Exercise details: When you return the entries, keep every word and mark exactly as it is.

App and web page records:

⁂

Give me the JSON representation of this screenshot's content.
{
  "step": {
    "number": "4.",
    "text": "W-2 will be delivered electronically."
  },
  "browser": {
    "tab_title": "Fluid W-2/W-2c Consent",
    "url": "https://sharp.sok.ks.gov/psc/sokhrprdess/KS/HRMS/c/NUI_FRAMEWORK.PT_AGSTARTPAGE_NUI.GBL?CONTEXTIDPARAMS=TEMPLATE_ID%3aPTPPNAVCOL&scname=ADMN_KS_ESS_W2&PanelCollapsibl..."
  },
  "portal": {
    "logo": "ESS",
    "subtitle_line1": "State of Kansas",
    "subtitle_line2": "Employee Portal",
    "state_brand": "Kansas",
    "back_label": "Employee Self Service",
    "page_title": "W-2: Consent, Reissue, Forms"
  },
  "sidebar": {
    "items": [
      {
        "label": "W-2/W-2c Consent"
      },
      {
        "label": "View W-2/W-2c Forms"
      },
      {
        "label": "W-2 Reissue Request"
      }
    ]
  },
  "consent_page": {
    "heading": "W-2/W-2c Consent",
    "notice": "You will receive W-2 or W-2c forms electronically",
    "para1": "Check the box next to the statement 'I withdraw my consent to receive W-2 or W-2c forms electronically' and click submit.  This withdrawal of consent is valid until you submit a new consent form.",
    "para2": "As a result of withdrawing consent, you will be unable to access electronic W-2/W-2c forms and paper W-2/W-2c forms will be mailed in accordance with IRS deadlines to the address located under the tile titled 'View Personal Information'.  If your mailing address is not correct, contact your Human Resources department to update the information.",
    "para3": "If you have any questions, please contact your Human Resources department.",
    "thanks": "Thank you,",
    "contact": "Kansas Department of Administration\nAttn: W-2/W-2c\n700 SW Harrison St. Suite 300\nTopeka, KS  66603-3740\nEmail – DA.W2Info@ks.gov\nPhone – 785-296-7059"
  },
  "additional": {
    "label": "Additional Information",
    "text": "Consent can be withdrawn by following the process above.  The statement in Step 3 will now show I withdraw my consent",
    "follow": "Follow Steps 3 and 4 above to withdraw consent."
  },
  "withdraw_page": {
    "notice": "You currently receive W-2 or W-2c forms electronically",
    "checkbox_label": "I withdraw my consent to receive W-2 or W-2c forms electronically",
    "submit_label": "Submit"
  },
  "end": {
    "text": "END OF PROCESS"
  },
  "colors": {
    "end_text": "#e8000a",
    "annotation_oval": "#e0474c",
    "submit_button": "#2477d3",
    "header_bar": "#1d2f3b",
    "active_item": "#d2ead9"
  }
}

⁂

Solution:
Give me the JSON representation of this screenshot's content.
{
  "step": {
    "number": "4.",
    "text": "W-2 will be delivered electronically."
  },
  "browser": {
    "tab_title": "Fluid W-2/W-2c Consent",
    "url": "https://sharp.sok.ks.gov/psc/sokhrprdess/KS/HRMS/c/NUI_FRAMEWORK.PT_AGSTARTPAGE_NUI.GBL?CONTEXTIDPARAMS=TEMPLATE_ID%3aPTPPNAVCOL&scname=ADMN_KS_ESS_W2&PanelCollapsibl..."
  },
  "portal": {
    "logo": "ESS",
    "subtitle_line1": "State of Kansas",
    "subtitle_line2": "Employee Portal",
    "state_brand": "Kansas",
    "back_label": "Employee Self Service",
    "page_title": "W-2: Consent, Reissue, Forms"
  },
  "sidebar": {
    "items": [
      {
        "label": "W-2/W-2c Consent"
      },
      {
        "label": "View W-2/W-2c Forms"
      },
      {
        "label": "W-2 Reissue Request"
      }
    ]
  },
  "consent_page": {
    "heading": "W-2/W-2c Consent",
    "notice": "You will receive W-2 or W-2c forms electronically",
    "para1": "Check the box next to the statement 'I withdraw my consent to receive W-2 or W-2c forms electronically' and click submit.  This withdrawal of consent is valid until you submit a new consent form.",
    "para2": "As a result of withdrawing consent, you will be unable to access electronic W-2/W-2c forms and paper W-2/W-2c forms will be mailed in accordance with IRS deadlines to the address located under the tile titled 'View Personal Information'.  If your mailing address is not correct, contact your Human Resources department to update the information.",
    "para3": "If you have any questions, please contact your Human Resources department.",
    "thanks": "Thank you,",
    "contact": "Kansas Department of Administration\nAttn: W-2/W-2c\n700 SW Harrison St. Suite 300\nTopeka, KS  66603-3740\nEmail – DA.W2Info@ks.gov\nPhone – 785-296-7059"
  },
  "additional": {
    "label": "Additional Information",
    "text": "Consent can be withdrawn by following the process above.  The statement in Step 3 will now show I withdraw my consent",
    "follow": "Follow Steps 3 and 4 above to withdraw consent."
  },
  "withdraw_page": {
    "notice": "You currently receive W-2 or W-2c forms electronically",
    "checkbox_label": "I withdraw my consent to receive W-2 or W-2c forms electronically",
    "submit_label": "Submit"
  },
  "end": {
    "text": "END OF PROCESS"
  },
  "colors": {
    "end_text": "#e8000a",
    "annotation_oval": "#e0474c",
    "submit_button": "#2477d3",
    "header_bar": "#1d2f3b",
    "active_item": "#d2ead9"
  }
}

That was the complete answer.